APS is a key provider of intervention and services to those experiencing adult maltreatment. While there is some consistency in the practices that APS programs throughout the country have adopted, what is lacking is an evidence base concerning which practices are most effective and how state characteristics (e.g., rurality, access to resources, state- versus county-administered APS programs) are associated with the effectiveness of specific practices. These gaps point to the need for research focused on APS practices and policies to ensure APS leaders and workers have the tools and resources they need to respond efficiently and effectively to clients.
The adult maltreatment field has created several research agendas in the past few decades. They have included topics related to APS, but there has never been a research agenda which focuses exclusively on the practices, efficacy, and outcomes of APS. The goals of the APS research agenda are to provide guidance to researchers, APS programs, and funders to help move the field forward, to highlight research gaps to help inform the APS field, and, ultimately, to help build a cohesive body of evidence for the APS field.

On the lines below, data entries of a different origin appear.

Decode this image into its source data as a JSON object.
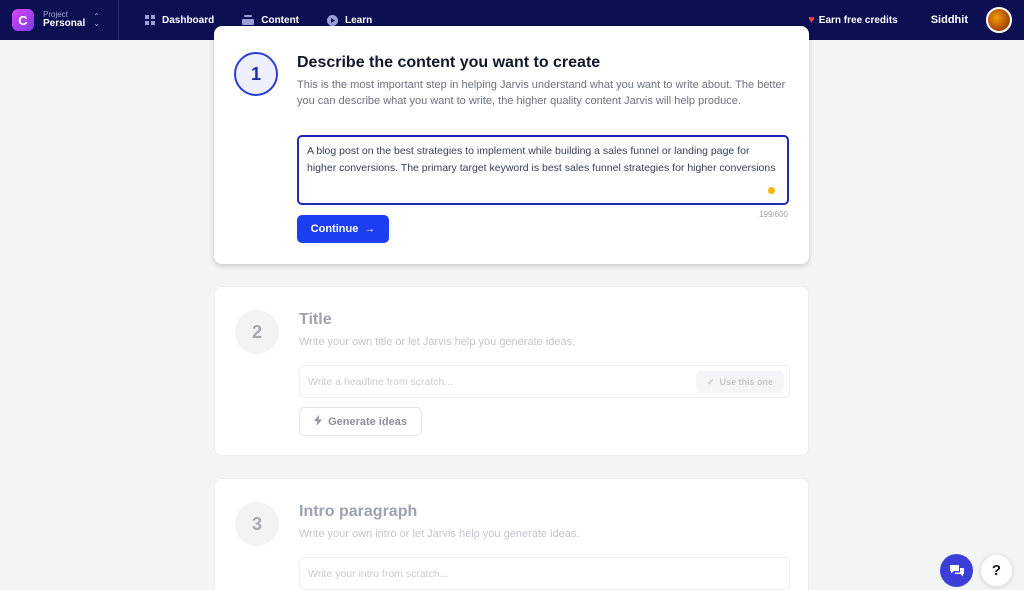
{
  "nav": {
    "project_label": "Project",
    "project_name": "Personal",
    "links": [
      {
        "label": "Dashboard",
        "icon": "grid-icon"
      },
      {
        "label": "Content",
        "icon": "stack-icon"
      },
      {
        "label": "Learn",
        "icon": "play-circle-icon"
      }
    ],
    "credits_label": "Earn free credits",
    "user_name": "Siddhit"
  },
  "step1": {
    "number": "1",
    "title": "Describe the content you want to create",
    "description": "This is the most important step in helping Jarvis understand what you want to write about. The better you can describe what you want to write, the higher quality content Jarvis will help produce.",
    "input_value": "A blog post on the best strategies to implement while building a sales funnel or landing page for higher conversions. The primary target keyword is best sales funnel strategies for higher conversions",
    "char_count": "199/600",
    "continue_label": "Continue",
    "continue_arrow": "→"
  },
  "step2": {
    "number": "2",
    "title": "Title",
    "description": "Write your own title or let Jarvis help you generate ideas.",
    "input_placeholder": "Write a headline from scratch...",
    "use_label": "Use this one",
    "generate_label": "Generate ideas"
  },
  "step3": {
    "number": "3",
    "title": "Intro paragraph",
    "description": "Write your own intro or let Jarvis help you generate ideas.",
    "input_placeholder": "Write your intro from scratch..."
  },
  "floating": {
    "help_label": "?"
  },
  "colors": {
    "nav_bg": "#0c0f52",
    "primary": "#1d3ef0",
    "accent_dot": "#f5b90b",
    "heart": "#ef4444"
  }
}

As part of the updating of the National Voluntary Consensus Guidelines for State APS Systems, ACL solicited research questions from stakeholders during the engagement process. Additional research questions were identified through a literature review. Finally, members of a technical expert panel submitted research questions as well, resulting in a list of 153 research questions. Using a structured process that is designed to build consensus (i.e., modified Delphi process), 61 questions were ranked as high priority.

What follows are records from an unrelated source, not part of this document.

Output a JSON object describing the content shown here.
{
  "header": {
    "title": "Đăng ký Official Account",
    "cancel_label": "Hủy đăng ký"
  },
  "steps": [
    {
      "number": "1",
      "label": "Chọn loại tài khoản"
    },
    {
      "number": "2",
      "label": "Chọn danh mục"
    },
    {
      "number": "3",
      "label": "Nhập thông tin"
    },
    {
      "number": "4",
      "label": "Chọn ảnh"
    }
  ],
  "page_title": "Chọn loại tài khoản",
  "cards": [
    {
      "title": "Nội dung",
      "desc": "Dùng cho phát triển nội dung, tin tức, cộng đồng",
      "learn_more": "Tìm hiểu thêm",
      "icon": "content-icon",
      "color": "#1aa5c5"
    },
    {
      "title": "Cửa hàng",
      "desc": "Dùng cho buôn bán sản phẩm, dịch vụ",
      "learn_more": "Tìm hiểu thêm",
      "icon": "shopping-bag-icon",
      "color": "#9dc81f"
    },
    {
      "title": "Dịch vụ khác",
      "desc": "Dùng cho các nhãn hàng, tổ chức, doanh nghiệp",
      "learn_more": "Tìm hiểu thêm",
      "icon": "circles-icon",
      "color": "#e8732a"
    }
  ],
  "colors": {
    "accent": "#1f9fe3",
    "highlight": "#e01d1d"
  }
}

The 61 questions reveal that there are many important foundational issues related to APS that still remain unanswered, for example:
- What is the impact of caseload size on the quality of APS investigations and interventions?
- What is the impact of interventions for perpetrators on APS client outcomes?
- What is the impact of different time frames for completing investigations on case outcomes?
- What is the impact of specialized APS units (e.g., financial exploitation, self-neglect) on investigation outcomes?
ACL hopes that the APS Research Agenda will encourage researchers to partner with APS programs to answer these important questions. Partnerships between researchers and APS programs are essential to ensure that research is relevant and useful to practitioners and sensitive to the complexities of APS work and the rights of clients.